The media’s reaction to the Fort Hood shooting was somewhat expected.
The unfounded accusation brands Veterans as ticking time bombs, intentionally or not. Veterans, advocates and other less reactionary journalists responded by pointing out that PTSD does not equate to violence.
Apparently everyone didn’t get the memo. On Tuesday, April 8, Huffington Post published “This Map Shows The Deadly Aftermath Of War Right Here At Home,” a headline sure to have great click-through rates.
The article and graphic compares Veteran-connected homicides in the U.S. per year to U.S. military combat deaths abroad per year. We weren’t the only ones to notice that this connection is unfounded. Gawker and Business Insider both weighed in as well. The response was enough to prompt Huffington Post to add “We regret the lack of contextual information in highlighting these tragedies,” but the graphic remains unchanged.
I’m an intelligence analyst by trade. Trained by the U.S. Marine Corps, I spent 5 years creating intelligence products. I then used the GI Bill and earned a bachelor degree in intelligence studies from the oldest civilian intelligence program in the country, Mercyhurst University in Erie, Penn. For nearly a decade of my life the most important thing in my work was the source of my data. I could not consider someone else’s work as verifiable because somewhere down the line a general, a professor or a client was going to ask me where the numbers came from.
So when reading this Huffington Post article I naturally asked, where did the numbers come from?
The first was from a 2008 New York Times article that listed 121 Veterans who committed or were charged with committing a killing. Notice it does not say murder. The source of this data is not published other than “The New York Times found” them.
Next was from a Current TV, GOOD and MGMT.design collaboration infographic that listed another 43 Veterans who were charged with murder from 2008-2010. The source is simply listed as “Current TV.”
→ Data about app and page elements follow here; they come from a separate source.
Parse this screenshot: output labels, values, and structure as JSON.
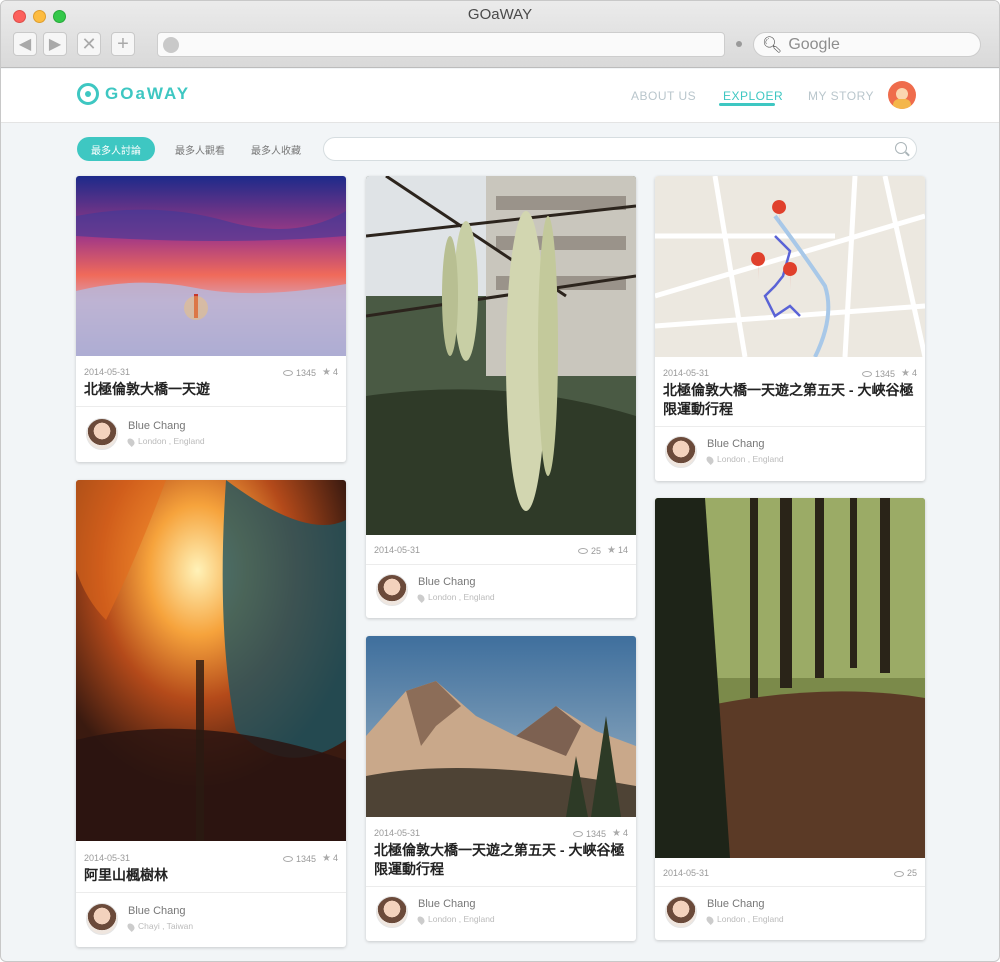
{
  "window": {
    "title": "GOaWAY"
  },
  "browser": {
    "search_placeholder": "Google",
    "url": ""
  },
  "site": {
    "logo": "GOaWAY",
    "nav": [
      "ABOUT US",
      "EXPLOER",
      "MY STORY"
    ],
    "active_nav": "EXPLOER",
    "accent": "#3ec7c2"
  },
  "filters": [
    "最多人討論",
    "最多人觀看",
    "最多人收藏"
  ],
  "active_filter": "最多人討論",
  "search": {
    "placeholder": ""
  },
  "cards": [
    {
      "date": "2014-05-31",
      "views": "1345",
      "stars": "4",
      "title": "北極倫敦大橋一天遊",
      "author": "Blue Chang",
      "location": "London , England",
      "image": "sunset-bridge-fog"
    },
    {
      "date": "2014-05-31",
      "views": "1345",
      "stars": "4",
      "title": "阿里山楓樹林",
      "author": "Blue Chang",
      "location": "Chayi , Taiwan",
      "image": "autumn-forest-sunlight"
    },
    {
      "date": "2014-05-31",
      "views": "25",
      "stars": "14",
      "title": "",
      "author": "Blue Chang",
      "location": "London , England",
      "image": "catkins-plant"
    },
    {
      "date": "2014-05-31",
      "views": "1345",
      "stars": "4",
      "title": "北極倫敦大橋一天遊之第五天 - 大峽谷極限運動行程",
      "author": "Blue Chang",
      "location": "London , England",
      "image": "mountain-peak"
    },
    {
      "date": "2014-05-31",
      "views": "1345",
      "stars": "4",
      "title": "北極倫敦大橋一天遊之第五天 - 大峽谷極限運動行程",
      "author": "Blue Chang",
      "location": "London , England",
      "image": "route-map"
    },
    {
      "date": "2014-05-31",
      "views": "25",
      "stars": "",
      "title": "",
      "author": "Blue Chang",
      "location": "London , England",
      "image": "forest-path"
    }
  ]
}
The article does mention and source that there is no connection between war trauma and violence back home, but the graphic’s first caption quickly contradicts this with “The deadly shooting at Fort hood on April 2 wasn’t the first time a recent veteran has returned home to commit a deadly crime.”
The map plots the crimes, highlighting dense areas of murders around U.S. military bases. What calculation was used for the murders per square mile density? Seattle, Washington, D.C., Los Angeles, St. Louis and Chicago also have high densities but were not highlighted.
By the way, in 2008, the number of people murdered in Chicago – 511 – was more than 56 times the number of people murdered by Veterans – nine – according to the research presented by the Huffington Post. Both populations – citizens of Chicago and Gulf War II Veterans – were around 2.6 million in 2008.
Take the larger U.S. population into account and the Huffington Post’s Veteran murder rates are dwarfed by the national numbers as compiled by the FBI’s Uniform Crime Reports.
Huffington Post did later revise the article to read, “the veteran population is no more violent than the general population.”
That’s one way to put it.
Using the graph’s data from 2009 and taking into account that the Gulf War II Veteran population was .62 percent of the total population, I find that the general population is more than 4 times more likely to murder than Gulf War II Veterans.
I’m guessing the title “General Population Murders Four Times More Than Returning War Veterans” wouldn’t be as interesting.
Every day combat operations in Iraq and Afghanistan were based on data sources my fellow military intelligence analysts and I compiled and disseminated. We knew that faulty information could result in loss of life and we held ourselves to high standards.
Fortunately, the unverified sources and findings presented in this article won’t get anyone killed. But it does tarnish the reputation and character of every Servicemember who may now be looked at differently, even possibly as “an at-risk murderer.”